• [Exercise brief] Find and copy each line of the data that includes "JSON".

Stored items
━━━━━━
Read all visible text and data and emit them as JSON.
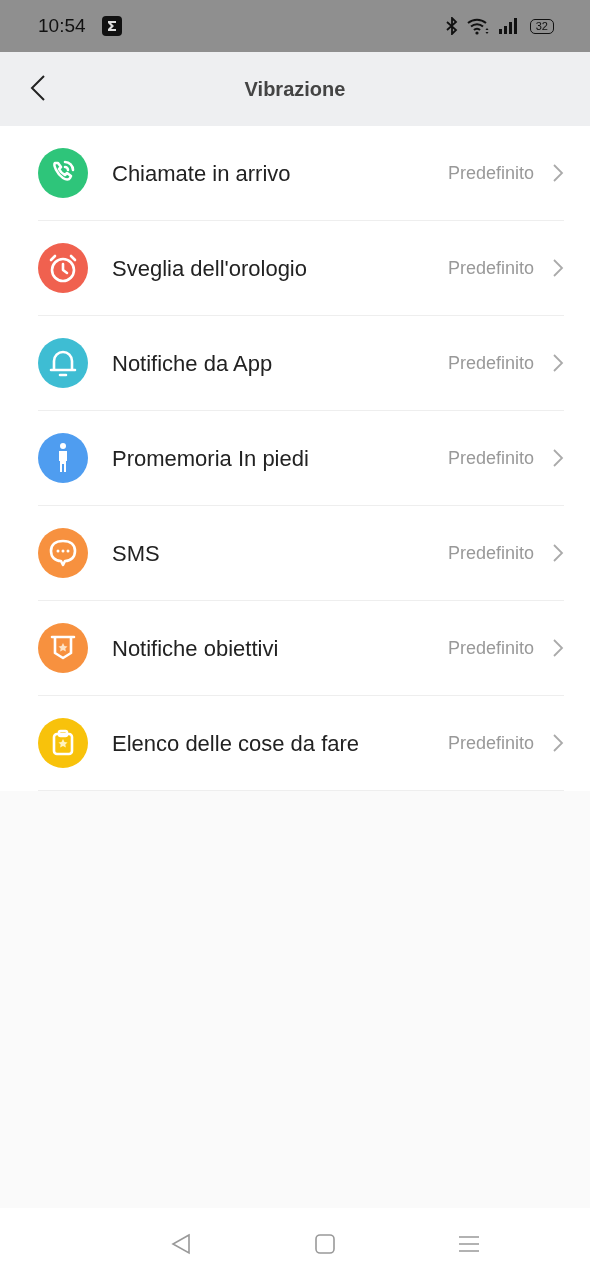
{
  "status_bar": {
    "time": "10:54",
    "battery": "32"
  },
  "header": {
    "title": "Vibrazione"
  },
  "items": [
    {
      "kind": "call",
      "color": "#2ec57a",
      "label": "Chiamate in arrivo",
      "value": "Predefinito"
    },
    {
      "kind": "alarm",
      "color": "#f0614f",
      "label": "Sveglia dell'orologio",
      "value": "Predefinito"
    },
    {
      "kind": "bell",
      "color": "#3ebdd3",
      "label": "Notifiche da App",
      "value": "Predefinito"
    },
    {
      "kind": "person",
      "color": "#4f9df0",
      "label": "Promemoria In piedi",
      "value": "Predefinito"
    },
    {
      "kind": "chat",
      "color": "#f7913f",
      "label": "SMS",
      "value": "Predefinito"
    },
    {
      "kind": "badge",
      "color": "#f7913f",
      "label": "Notifiche obiettivi",
      "value": "Predefinito"
    },
    {
      "kind": "clipboard",
      "color": "#f8c20b",
      "label": "Elenco delle cose da fare",
      "value": "Predefinito"
    }
  ]
}
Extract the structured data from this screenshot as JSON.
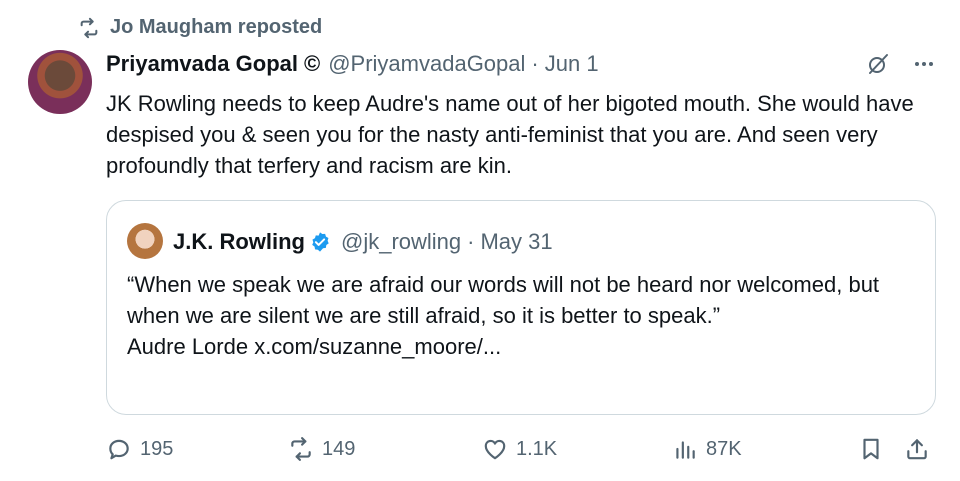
{
  "repost": {
    "label": "Jo Maugham reposted",
    "icon": "repost-icon"
  },
  "post": {
    "author_name": "Priyamvada Gopal",
    "author_mark": "©",
    "handle": "@PriyamvadaGopal",
    "separator": "·",
    "date": "Jun 1",
    "text": "JK Rowling needs to keep Audre's name out of her bigoted mouth. She would have despised you & seen you for the nasty anti-feminist that you are. And seen very profoundly that terfery and racism are kin."
  },
  "quote": {
    "author_name": "J.K. Rowling",
    "handle": "@jk_rowling",
    "separator": "·",
    "date": "May 31",
    "text_line1": "“When we speak we are afraid our words will not be heard nor welcomed, but when we are silent we are still afraid, so it is better to speak.”",
    "text_line2": "Audre Lorde x.com/suzanne_moore/..."
  },
  "actions": {
    "replies": "195",
    "reposts": "149",
    "likes": "1.1K",
    "views": "87K"
  },
  "colors": {
    "muted": "#536471",
    "text": "#0f1419",
    "verified": "#1d9bf0",
    "border": "#cfd9de"
  }
}
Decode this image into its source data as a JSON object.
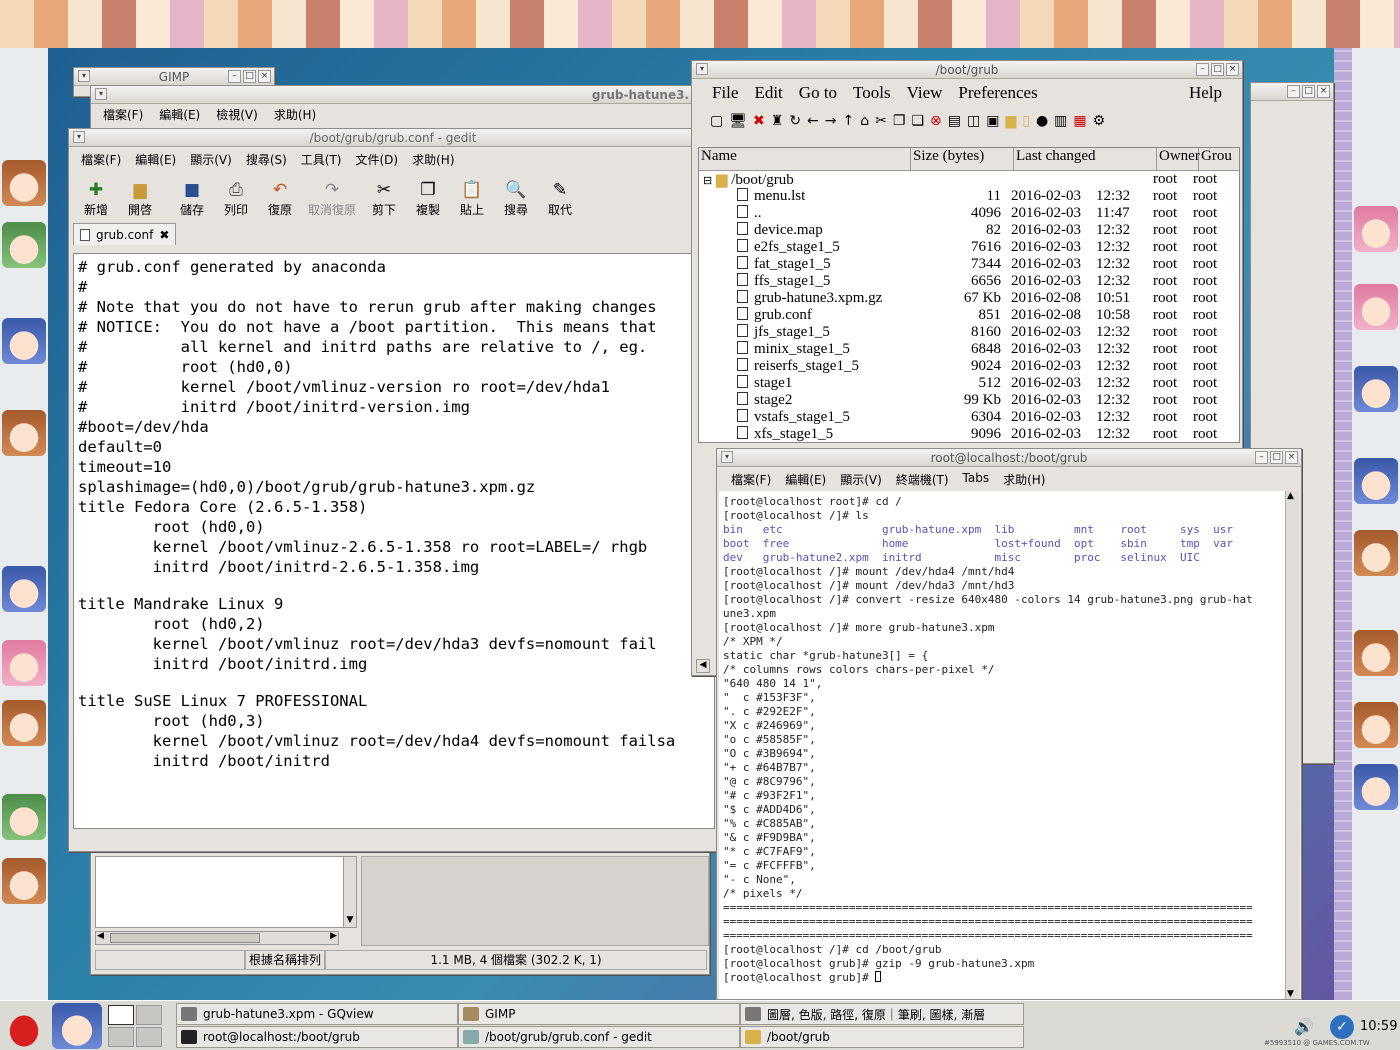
{
  "taskbar": {
    "tasks": [
      "grub-hatune3.xpm - GQview",
      "GIMP",
      "圖層, 色版, 路徑, 復原｜筆刷, 圖樣, 漸層",
      "root@localhost:/boot/grub",
      "/boot/grub/grub.conf - gedit",
      "/boot/grub"
    ],
    "clock": "10:59",
    "watermark": "#5993510 @ GAMES.COM.TW"
  },
  "gimp": {
    "title": "GIMP"
  },
  "gqview": {
    "title": "grub-hatune3.",
    "menu": [
      "檔案(F)",
      "編輯(E)",
      "檢視(V)",
      "求助(H)"
    ],
    "sort_label": "根據名稱排列",
    "status": "1.1 MB, 4 個檔案 (302.2 K, 1)"
  },
  "gedit": {
    "title": "/boot/grub/grub.conf - gedit",
    "menu": [
      "檔案(F)",
      "編輯(E)",
      "顯示(V)",
      "搜尋(S)",
      "工具(T)",
      "文件(D)",
      "求助(H)"
    ],
    "toolbar": [
      "新增",
      "開啓",
      "儲存",
      "列印",
      "復原",
      "取消復原",
      "剪下",
      "複製",
      "貼上",
      "搜尋",
      "取代"
    ],
    "tab": "grub.conf",
    "lines": [
      "# grub.conf generated by anaconda",
      "#",
      "# Note that you do not have to rerun grub after making changes",
      "# NOTICE:  You do not have a /boot partition.  This means that",
      "#          all kernel and initrd paths are relative to /, eg.",
      "#          root (hd0,0)",
      "#          kernel /boot/vmlinuz-version ro root=/dev/hda1",
      "#          initrd /boot/initrd-version.img",
      "#boot=/dev/hda",
      "default=0",
      "timeout=10",
      "splashimage=(hd0,0)/boot/grub/grub-hatune3.xpm.gz",
      "title Fedora Core (2.6.5-1.358)",
      "        root (hd0,0)",
      "        kernel /boot/vmlinuz-2.6.5-1.358 ro root=LABEL=/ rhgb",
      "        initrd /boot/initrd-2.6.5-1.358.img",
      "",
      "title Mandrake Linux 9",
      "        root (hd0,2)",
      "        kernel /boot/vmlinuz root=/dev/hda3 devfs=nomount fail",
      "        initrd /boot/initrd.img",
      "",
      "title SuSE Linux 7 PROFESSIONAL",
      "        root (hd0,3)",
      "        kernel /boot/vmlinuz root=/dev/hda4 devfs=nomount failsa",
      "        initrd /boot/initrd"
    ]
  },
  "fm": {
    "title": "/boot/grub",
    "menu": [
      "File",
      "Edit",
      "Go to",
      "Tools",
      "View",
      "Preferences"
    ],
    "help": "Help",
    "headers": [
      "Name",
      "Size (bytes)",
      "Last changed",
      "Owner",
      "Grou"
    ],
    "folder": {
      "name": "/boot/grub",
      "owner": "root",
      "group": "root"
    },
    "files": [
      [
        "menu.lst",
        "11",
        "2016-02-03",
        "12:32",
        "root",
        "root"
      ],
      [
        "..",
        "4096",
        "2016-02-03",
        "11:47",
        "root",
        "root"
      ],
      [
        "device.map",
        "82",
        "2016-02-03",
        "12:32",
        "root",
        "root"
      ],
      [
        "e2fs_stage1_5",
        "7616",
        "2016-02-03",
        "12:32",
        "root",
        "root"
      ],
      [
        "fat_stage1_5",
        "7344",
        "2016-02-03",
        "12:32",
        "root",
        "root"
      ],
      [
        "ffs_stage1_5",
        "6656",
        "2016-02-03",
        "12:32",
        "root",
        "root"
      ],
      [
        "grub-hatune3.xpm.gz",
        "67 Kb",
        "2016-02-08",
        "10:51",
        "root",
        "root"
      ],
      [
        "grub.conf",
        "851",
        "2016-02-08",
        "10:58",
        "root",
        "root"
      ],
      [
        "jfs_stage1_5",
        "8160",
        "2016-02-03",
        "12:32",
        "root",
        "root"
      ],
      [
        "minix_stage1_5",
        "6848",
        "2016-02-03",
        "12:32",
        "root",
        "root"
      ],
      [
        "reiserfs_stage1_5",
        "9024",
        "2016-02-03",
        "12:32",
        "root",
        "root"
      ],
      [
        "stage1",
        "512",
        "2016-02-03",
        "12:32",
        "root",
        "root"
      ],
      [
        "stage2",
        "99 Kb",
        "2016-02-03",
        "12:32",
        "root",
        "root"
      ],
      [
        "vstafs_stage1_5",
        "6304",
        "2016-02-03",
        "12:32",
        "root",
        "root"
      ],
      [
        "xfs_stage1_5",
        "9096",
        "2016-02-03",
        "12:32",
        "root",
        "root"
      ]
    ]
  },
  "terminal": {
    "title": "root@localhost:/boot/grub",
    "menu": [
      "檔案(F)",
      "編輯(E)",
      "顯示(V)",
      "終端機(T)",
      "Tabs",
      "求助(H)"
    ],
    "lines": [
      "[root@localhost root]# cd /",
      "[root@localhost /]# ls",
      "bin   etc               grub-hatune.xpm  lib         mnt    root     sys  usr",
      "boot  free              home             lost+found  opt    sbin     tmp  var",
      "dev   grub-hatune2.xpm  initrd           misc        proc   selinux  UIC",
      "[root@localhost /]# mount /dev/hda4 /mnt/hd4",
      "[root@localhost /]# mount /dev/hda3 /mnt/hd3",
      "[root@localhost /]# convert -resize 640x480 -colors 14 grub-hatune3.png grub-hat",
      "une3.xpm",
      "[root@localhost /]# more grub-hatune3.xpm",
      "/* XPM */",
      "static char *grub-hatune3[] = {",
      "/* columns rows colors chars-per-pixel */",
      "\"640 480 14 1\",",
      "\"  c #153F3F\",",
      "\". c #292E2F\",",
      "\"X c #246969\",",
      "\"o c #58585F\",",
      "\"O c #3B9694\",",
      "\"+ c #64B7B7\",",
      "\"@ c #8C9796\",",
      "\"# c #93F2F1\",",
      "\"$ c #ADD4D6\",",
      "\"% c #C885AB\",",
      "\"& c #F9D9BA\",",
      "\"* c #C7FAF9\",",
      "\"= c #FCFFFB\",",
      "\"- c None\",",
      "/* pixels */",
      "================================================================================",
      "================================================================================",
      "================================================================================",
      "[root@localhost /]# cd /boot/grub",
      "[root@localhost grub]# gzip -9 grub-hatune3.xpm",
      "[root@localhost grub]# "
    ]
  }
}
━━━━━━
• [Completed exercise]
Read all visible text and data and emit them as JSON.
Extract the structured data from this screenshot as JSON.
Decode this image into its source data as a JSON object.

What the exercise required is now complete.